Exercise aim. Among the entries, find the lines with the string "English" and copy them.

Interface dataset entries
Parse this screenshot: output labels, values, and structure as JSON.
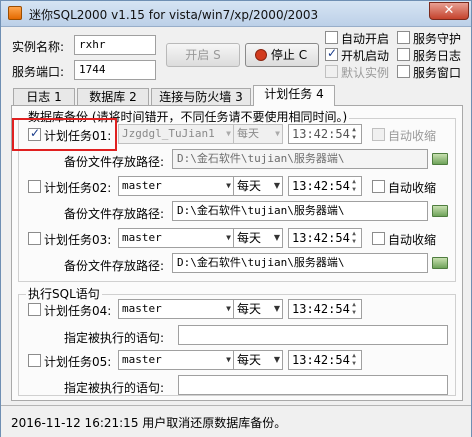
{
  "window": {
    "title": "迷你SQL2000 v1.15 for vista/win7/xp/2000/2003",
    "close_glyph": "✕"
  },
  "top": {
    "instance_label": "实例名称:",
    "instance_value": "rxhr",
    "port_label": "服务端口:",
    "port_value": "1744",
    "start_button": "开启 S",
    "stop_button": "停止 C",
    "checkboxes": {
      "auto_start": {
        "label": "自动开启",
        "checked": false
      },
      "boot_start": {
        "label": "开机启动",
        "checked": true
      },
      "default_instance": {
        "label": "默认实例",
        "checked": false,
        "disabled": true
      },
      "service_guard": {
        "label": "服务守护",
        "checked": false
      },
      "service_log": {
        "label": "服务日志",
        "checked": false
      },
      "service_window": {
        "label": "服务窗口",
        "checked": false
      }
    }
  },
  "tabs": [
    {
      "label": "日志 1",
      "active": false
    },
    {
      "label": "数据库 2",
      "active": false
    },
    {
      "label": "连接与防火墙 3",
      "active": false
    },
    {
      "label": "计划任务 4",
      "active": true
    }
  ],
  "backup_group": {
    "title": "数据库备份 (请将时间错开，不同任务请不要使用相同时间。)",
    "path_label": "备份文件存放路径:",
    "auto_compress_label": "自动收缩",
    "tasks": [
      {
        "label": "计划任务01:",
        "checked": true,
        "database": "Jzgdgl_TuJian1",
        "frequency": "每天",
        "time": "13:42:54",
        "auto_compress": false,
        "path": "D:\\金石软件\\tujian\\服务器端\\",
        "disabled": true
      },
      {
        "label": "计划任务02:",
        "checked": false,
        "database": "master",
        "frequency": "每天",
        "time": "13:42:54",
        "auto_compress": false,
        "path": "D:\\金石软件\\tujian\\服务器端\\",
        "disabled": false
      },
      {
        "label": "计划任务03:",
        "checked": false,
        "database": "master",
        "frequency": "每天",
        "time": "13:42:54",
        "auto_compress": false,
        "path": "D:\\金石软件\\tujian\\服务器端\\",
        "disabled": false
      }
    ]
  },
  "sql_group": {
    "title": "执行SQL语句",
    "statement_label": "指定被执行的语句:",
    "tasks": [
      {
        "label": "计划任务04:",
        "checked": false,
        "database": "master",
        "frequency": "每天",
        "time": "13:42:54",
        "statement": ""
      },
      {
        "label": "计划任务05:",
        "checked": false,
        "database": "master",
        "frequency": "每天",
        "time": "13:42:54",
        "statement": ""
      }
    ]
  },
  "status": {
    "text": "2016-11-12 16:21:15 用户取消还原数据库备份。"
  },
  "icons": {
    "stop": "stop-icon",
    "folder": "folder-icon",
    "app": "app-icon"
  },
  "colors": {
    "highlight": "#e02020",
    "stop_icon": "#d23b1e"
  }
}
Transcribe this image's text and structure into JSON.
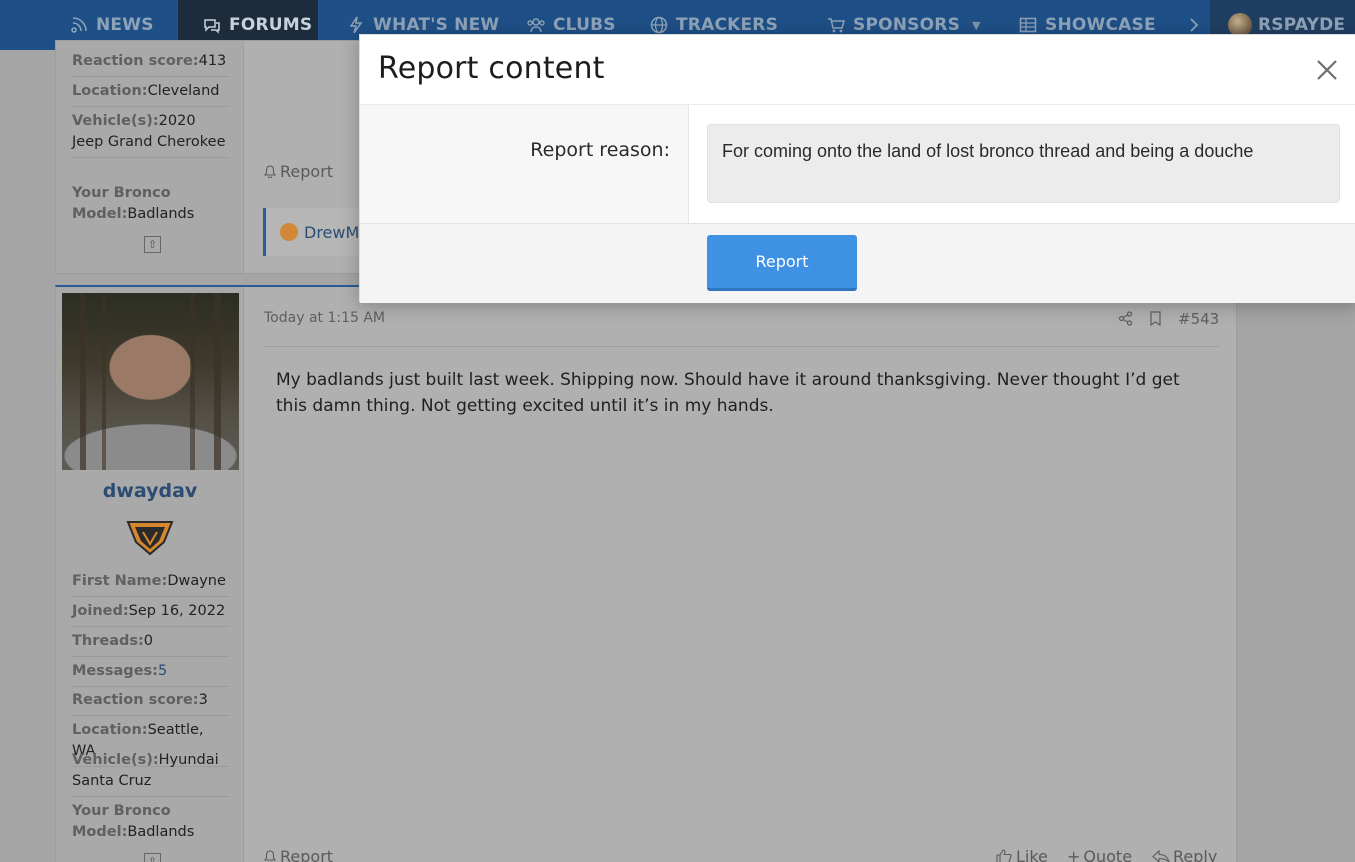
{
  "nav": {
    "items": [
      {
        "label": "NEWS",
        "icon": "news-icon"
      },
      {
        "label": "FORUMS",
        "icon": "forums-icon"
      },
      {
        "label": "WHAT'S NEW",
        "icon": "bolt-icon"
      },
      {
        "label": "CLUBS",
        "icon": "clubs-icon"
      },
      {
        "label": "TRACKERS",
        "icon": "globe-icon"
      },
      {
        "label": "SPONSORS",
        "icon": "cart-icon"
      },
      {
        "label": "SHOWCASE",
        "icon": "grid-icon"
      }
    ],
    "user": "RSPAYDE",
    "colors": {
      "nav_bg": "#1e4f86",
      "active_bg": "#1c2c3d"
    }
  },
  "prev_post": {
    "fields": [
      {
        "key": "Reaction score:",
        "value": "413"
      },
      {
        "key": "Location:",
        "value": "Cleveland"
      },
      {
        "key": "Vehicle(s):",
        "value": "2020 Jeep Grand Cherokee"
      },
      {
        "key": "Your Bronco Model:",
        "value": "Badlands"
      }
    ],
    "report_label": "Report",
    "mention": "DrewMo"
  },
  "post": {
    "username": "dwaydav",
    "timestamp": "Today at 1:15 AM",
    "post_number": "#543",
    "body": "My badlands just built last week. Shipping now. Should have it around thanksgiving. Never thought I’d get this damn thing. Not getting excited until it’s in my hands.",
    "fields": [
      {
        "key": "First Name:",
        "value": "Dwayne"
      },
      {
        "key": "Joined:",
        "value": "Sep 16, 2022"
      },
      {
        "key": "Threads:",
        "value": "0"
      },
      {
        "key": "Messages:",
        "value": "5"
      },
      {
        "key": "Reaction score:",
        "value": "3"
      },
      {
        "key": "Location:",
        "value": "Seattle, WA"
      },
      {
        "key": "Vehicle(s):",
        "value": "Hyundai Santa Cruz"
      },
      {
        "key": "Your Bronco Model:",
        "value": "Badlands"
      }
    ],
    "report_label": "Report",
    "like_label": "Like",
    "quote_label": "Quote",
    "reply_label": "Reply"
  },
  "modal": {
    "title": "Report content",
    "reason_label": "Report reason:",
    "reason_value": "For coming onto the land of lost bronco thread and being a douche",
    "submit_label": "Report",
    "accent": "#3f91e4"
  }
}
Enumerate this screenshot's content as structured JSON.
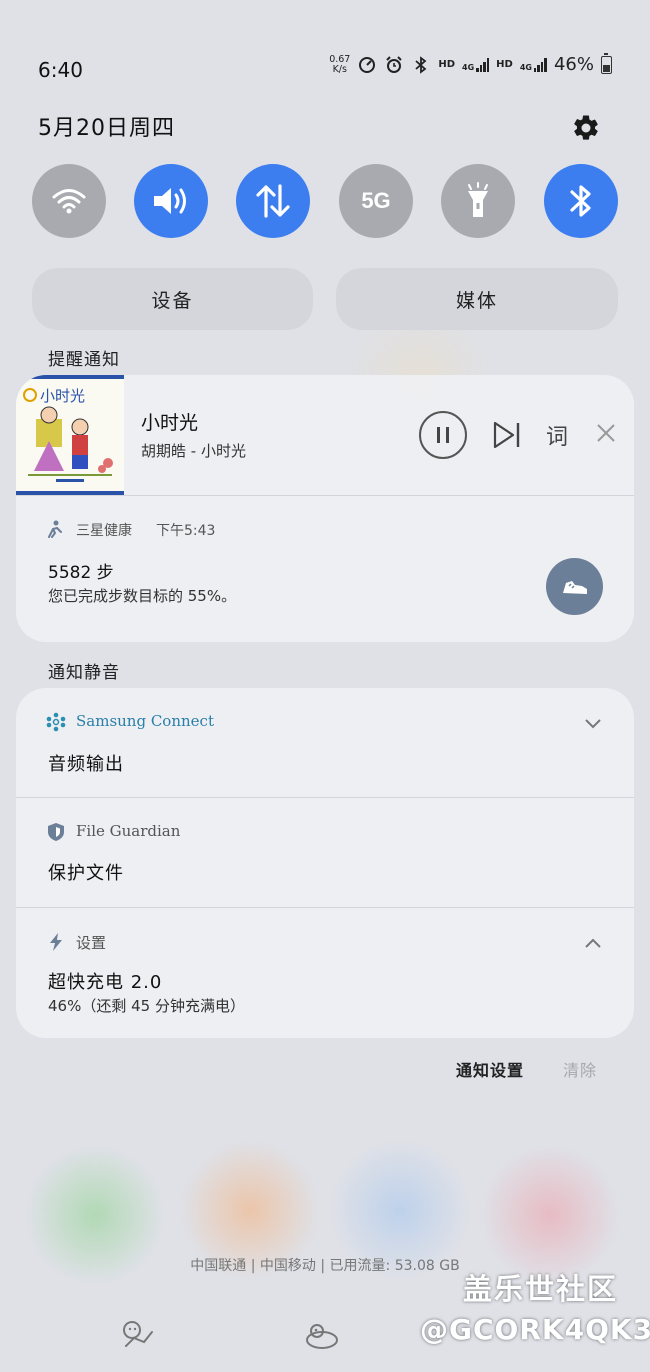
{
  "status_bar": {
    "time": "6:40",
    "net_speed_value": "0.67",
    "net_speed_unit": "K/s",
    "hd1": "HD",
    "hd2": "HD",
    "net1": "4G",
    "net2": "4G",
    "battery": "46%"
  },
  "header": {
    "date": "5月20日周四"
  },
  "quick_toggles": [
    {
      "name": "wifi",
      "on": false,
      "icon": "wifi-icon"
    },
    {
      "name": "sound",
      "on": true,
      "icon": "speaker-icon"
    },
    {
      "name": "mobile-data",
      "on": true,
      "icon": "data-arrows-icon"
    },
    {
      "name": "5g",
      "on": false,
      "icon": "5g-icon",
      "label": "5G"
    },
    {
      "name": "flashlight",
      "on": false,
      "icon": "flashlight-icon"
    },
    {
      "name": "bluetooth",
      "on": true,
      "icon": "bluetooth-icon"
    }
  ],
  "panels": {
    "devices": "设备",
    "media": "媒体"
  },
  "sections": {
    "alerts": "提醒通知",
    "silent": "通知静音"
  },
  "music": {
    "title": "小时光",
    "artist": "胡期皓 - 小时光",
    "lyrics": "词",
    "album_text": "小时光"
  },
  "health": {
    "app": "三星健康",
    "time": "下午5:43",
    "title": "5582 步",
    "subtitle": "您已完成步数目标的 55%。"
  },
  "silent_notifications": [
    {
      "app": "Samsung Connect",
      "title": "音频输出",
      "subtitle": ""
    },
    {
      "app": "File Guardian",
      "title": "保护文件",
      "subtitle": ""
    },
    {
      "app": "设置",
      "title": "超快充电 2.0",
      "subtitle": "46%（还剩 45 分钟充满电）"
    }
  ],
  "footer": {
    "notif_settings": "通知设置",
    "clear": "清除",
    "carrier": "中国联通 | 中国移动 | 已用流量: 53.08 GB"
  },
  "watermark": {
    "line1": "盖乐世社区",
    "line2": "@GCORK4QK3"
  },
  "colors": {
    "accent": "#3c7ef0",
    "toggle_off": "#a9aab0",
    "card": "#eeeff3",
    "shoe_btn": "#6b7f98"
  }
}
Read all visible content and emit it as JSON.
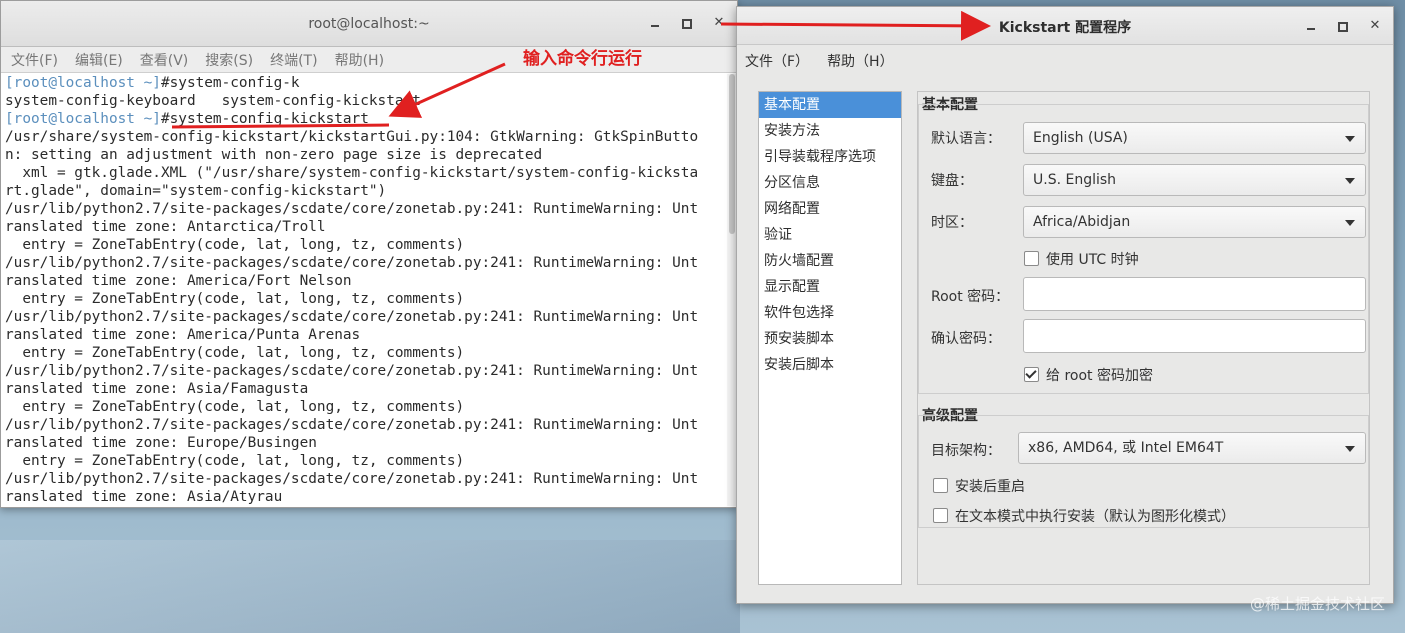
{
  "terminal": {
    "title": "root@localhost:~",
    "menu": [
      "文件(F)",
      "编辑(E)",
      "查看(V)",
      "搜索(S)",
      "终端(T)",
      "帮助(H)"
    ],
    "lines": [
      {
        "user": "[root@localhost ~]",
        "text": "#system-config-k"
      },
      {
        "user": "",
        "text": "system-config-keyboard   system-config-kickstart"
      },
      {
        "user": "[root@localhost ~]",
        "text": "#system-config-kickstart"
      },
      {
        "user": "",
        "text": "/usr/share/system-config-kickstart/kickstartGui.py:104: GtkWarning: GtkSpinButto"
      },
      {
        "user": "",
        "text": "n: setting an adjustment with non-zero page size is deprecated"
      },
      {
        "user": "",
        "text": "  xml = gtk.glade.XML (\"/usr/share/system-config-kickstart/system-config-kicksta"
      },
      {
        "user": "",
        "text": "rt.glade\", domain=\"system-config-kickstart\")"
      },
      {
        "user": "",
        "text": "/usr/lib/python2.7/site-packages/scdate/core/zonetab.py:241: RuntimeWarning: Unt"
      },
      {
        "user": "",
        "text": "ranslated time zone: Antarctica/Troll"
      },
      {
        "user": "",
        "text": "  entry = ZoneTabEntry(code, lat, long, tz, comments)"
      },
      {
        "user": "",
        "text": "/usr/lib/python2.7/site-packages/scdate/core/zonetab.py:241: RuntimeWarning: Unt"
      },
      {
        "user": "",
        "text": "ranslated time zone: America/Fort Nelson"
      },
      {
        "user": "",
        "text": "  entry = ZoneTabEntry(code, lat, long, tz, comments)"
      },
      {
        "user": "",
        "text": "/usr/lib/python2.7/site-packages/scdate/core/zonetab.py:241: RuntimeWarning: Unt"
      },
      {
        "user": "",
        "text": "ranslated time zone: America/Punta Arenas"
      },
      {
        "user": "",
        "text": "  entry = ZoneTabEntry(code, lat, long, tz, comments)"
      },
      {
        "user": "",
        "text": "/usr/lib/python2.7/site-packages/scdate/core/zonetab.py:241: RuntimeWarning: Unt"
      },
      {
        "user": "",
        "text": "ranslated time zone: Asia/Famagusta"
      },
      {
        "user": "",
        "text": "  entry = ZoneTabEntry(code, lat, long, tz, comments)"
      },
      {
        "user": "",
        "text": "/usr/lib/python2.7/site-packages/scdate/core/zonetab.py:241: RuntimeWarning: Unt"
      },
      {
        "user": "",
        "text": "ranslated time zone: Europe/Busingen"
      },
      {
        "user": "",
        "text": "  entry = ZoneTabEntry(code, lat, long, tz, comments)"
      },
      {
        "user": "",
        "text": "/usr/lib/python2.7/site-packages/scdate/core/zonetab.py:241: RuntimeWarning: Unt"
      },
      {
        "user": "",
        "text": "ranslated time zone: Asia/Atyrau"
      }
    ]
  },
  "annotation": {
    "text": "输入命令行运行",
    "color": "#e02020"
  },
  "kickstart": {
    "title": "Kickstart 配置程序",
    "menu": [
      "文件（F）",
      "帮助（H）"
    ],
    "sidebar": [
      "基本配置",
      "安装方法",
      "引导装载程序选项",
      "分区信息",
      "网络配置",
      "验证",
      "防火墙配置",
      "显示配置",
      "软件包选择",
      "预安装脚本",
      "安装后脚本"
    ],
    "sidebar_active": 0,
    "basic": {
      "title": "基本配置",
      "language_label": "默认语言：",
      "language_value": "English (USA)",
      "keyboard_label": "键盘：",
      "keyboard_value": "U.S. English",
      "timezone_label": "时区：",
      "timezone_value": "Africa/Abidjan",
      "utc_label": "使用  UTC 时钟",
      "utc_checked": false,
      "root_pw_label": "Root 密码：",
      "confirm_pw_label": "确认密码：",
      "encrypt_label": "给  root 密码加密",
      "encrypt_checked": true
    },
    "advanced": {
      "title": "高级配置",
      "arch_label": "目标架构：",
      "arch_value": "x86, AMD64, 或  Intel EM64T",
      "reboot_label": "安装后重启",
      "reboot_checked": false,
      "textmode_label": "在文本模式中执行安装（默认为图形化模式）",
      "textmode_checked": false
    }
  },
  "watermark": "@稀土掘金技术社区"
}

Task response.
      "language_value": "English (USA)",
      "keyboard_value": "U.S. English",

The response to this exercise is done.